▶ [YOUR INSTRUCTIONS]: Could you set down every record below exactly as it appears?

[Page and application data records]
[Start of section]

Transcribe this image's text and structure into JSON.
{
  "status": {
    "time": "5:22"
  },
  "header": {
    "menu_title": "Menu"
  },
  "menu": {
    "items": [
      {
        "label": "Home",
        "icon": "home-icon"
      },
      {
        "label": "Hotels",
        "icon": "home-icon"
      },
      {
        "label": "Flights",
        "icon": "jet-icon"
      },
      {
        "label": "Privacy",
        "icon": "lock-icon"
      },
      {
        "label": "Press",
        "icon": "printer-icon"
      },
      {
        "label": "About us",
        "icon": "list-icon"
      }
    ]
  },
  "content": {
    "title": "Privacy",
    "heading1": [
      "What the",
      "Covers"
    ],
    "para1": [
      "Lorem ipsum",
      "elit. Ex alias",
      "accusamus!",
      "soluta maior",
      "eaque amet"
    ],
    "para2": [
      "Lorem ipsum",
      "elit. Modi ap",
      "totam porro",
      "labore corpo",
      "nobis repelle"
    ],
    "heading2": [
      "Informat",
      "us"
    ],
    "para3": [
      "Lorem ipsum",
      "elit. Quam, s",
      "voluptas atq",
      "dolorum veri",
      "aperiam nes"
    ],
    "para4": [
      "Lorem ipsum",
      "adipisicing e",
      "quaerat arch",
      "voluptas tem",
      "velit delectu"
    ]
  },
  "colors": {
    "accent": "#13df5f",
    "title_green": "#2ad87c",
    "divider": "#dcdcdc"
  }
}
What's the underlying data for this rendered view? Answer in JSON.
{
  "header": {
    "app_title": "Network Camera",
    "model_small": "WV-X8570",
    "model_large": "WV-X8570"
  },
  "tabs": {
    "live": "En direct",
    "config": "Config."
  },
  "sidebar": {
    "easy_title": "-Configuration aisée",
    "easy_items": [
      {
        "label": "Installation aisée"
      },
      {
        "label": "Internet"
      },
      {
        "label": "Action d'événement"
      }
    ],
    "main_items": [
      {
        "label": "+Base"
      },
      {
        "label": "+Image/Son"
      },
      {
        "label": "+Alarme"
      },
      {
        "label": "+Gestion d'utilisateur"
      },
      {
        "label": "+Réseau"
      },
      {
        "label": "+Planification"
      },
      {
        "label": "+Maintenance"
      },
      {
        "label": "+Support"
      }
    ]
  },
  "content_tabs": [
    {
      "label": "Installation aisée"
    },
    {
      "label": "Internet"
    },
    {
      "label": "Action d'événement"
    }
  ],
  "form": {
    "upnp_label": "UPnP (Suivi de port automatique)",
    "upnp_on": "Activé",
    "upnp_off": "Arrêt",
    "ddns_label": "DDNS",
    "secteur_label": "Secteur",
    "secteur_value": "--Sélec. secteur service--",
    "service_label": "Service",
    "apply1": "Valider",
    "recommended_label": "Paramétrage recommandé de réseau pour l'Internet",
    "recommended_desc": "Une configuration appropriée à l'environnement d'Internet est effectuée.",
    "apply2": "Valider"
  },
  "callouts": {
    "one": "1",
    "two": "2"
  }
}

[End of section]

▶ [RESPONSE]:
Transcribe this image's text and structure into JSON.
{
  "status": {
    "time": "5:22"
  },
  "header": {
    "menu_title": "Menu"
  },
  "menu": {
    "items": [
      {
        "label": "Home",
        "icon": "home-icon"
      },
      {
        "label": "Hotels",
        "icon": "home-icon"
      },
      {
        "label": "Flights",
        "icon": "jet-icon"
      },
      {
        "label": "Privacy",
        "icon": "lock-icon"
      },
      {
        "label": "Press",
        "icon": "printer-icon"
      },
      {
        "label": "About us",
        "icon": "list-icon"
      }
    ]
  },
  "content": {
    "title": "Privacy",
    "heading1": [
      "What the",
      "Covers"
    ],
    "para1": [
      "Lorem ipsum",
      "elit. Ex alias",
      "accusamus!",
      "soluta maior",
      "eaque amet"
    ],
    "para2": [
      "Lorem ipsum",
      "elit. Modi ap",
      "totam porro",
      "labore corpo",
      "nobis repelle"
    ],
    "heading2": [
      "Informat",
      "us"
    ],
    "para3": [
      "Lorem ipsum",
      "elit. Quam, s",
      "voluptas atq",
      "dolorum veri",
      "aperiam nes"
    ],
    "para4": [
      "Lorem ipsum",
      "adipisicing e",
      "quaerat arch",
      "voluptas tem",
      "velit delectu"
    ]
  },
  "colors": {
    "accent": "#13df5f",
    "title_green": "#2ad87c",
    "divider": "#dcdcdc"
  }
}
What's the underlying data for this rendered view? Answer in JSON.
{
  "header": {
    "app_title": "Network Camera",
    "model_small": "WV-X8570",
    "model_large": "WV-X8570"
  },
  "tabs": {
    "live": "En direct",
    "config": "Config."
  },
  "sidebar": {
    "easy_title": "-Configuration aisée",
    "easy_items": [
      {
        "label": "Installation aisée"
      },
      {
        "label": "Internet"
      },
      {
        "label": "Action d'événement"
      }
    ],
    "main_items": [
      {
        "label": "+Base"
      },
      {
        "label": "+Image/Son"
      },
      {
        "label": "+Alarme"
      },
      {
        "label": "+Gestion d'utilisateur"
      },
      {
        "label": "+Réseau"
      },
      {
        "label": "+Planification"
      },
      {
        "label": "+Maintenance"
      },
      {
        "label": "+Support"
      }
    ]
  },
  "content_tabs": [
    {
      "label": "Installation aisée"
    },
    {
      "label": "Internet"
    },
    {
      "label": "Action d'événement"
    }
  ],
  "form": {
    "upnp_label": "UPnP (Suivi de port automatique)",
    "upnp_on": "Activé",
    "upnp_off": "Arrêt",
    "ddns_label": "DDNS",
    "secteur_label": "Secteur",
    "secteur_value": "--Sélec. secteur service--",
    "service_label": "Service",
    "apply1": "Valider",
    "recommended_label": "Paramétrage recommandé de réseau pour l'Internet",
    "recommended_desc": "Une configuration appropriée à l'environnement d'Internet est effectuée.",
    "apply2": "Valider"
  },
  "callouts": {
    "one": "1",
    "two": "2"
  }
}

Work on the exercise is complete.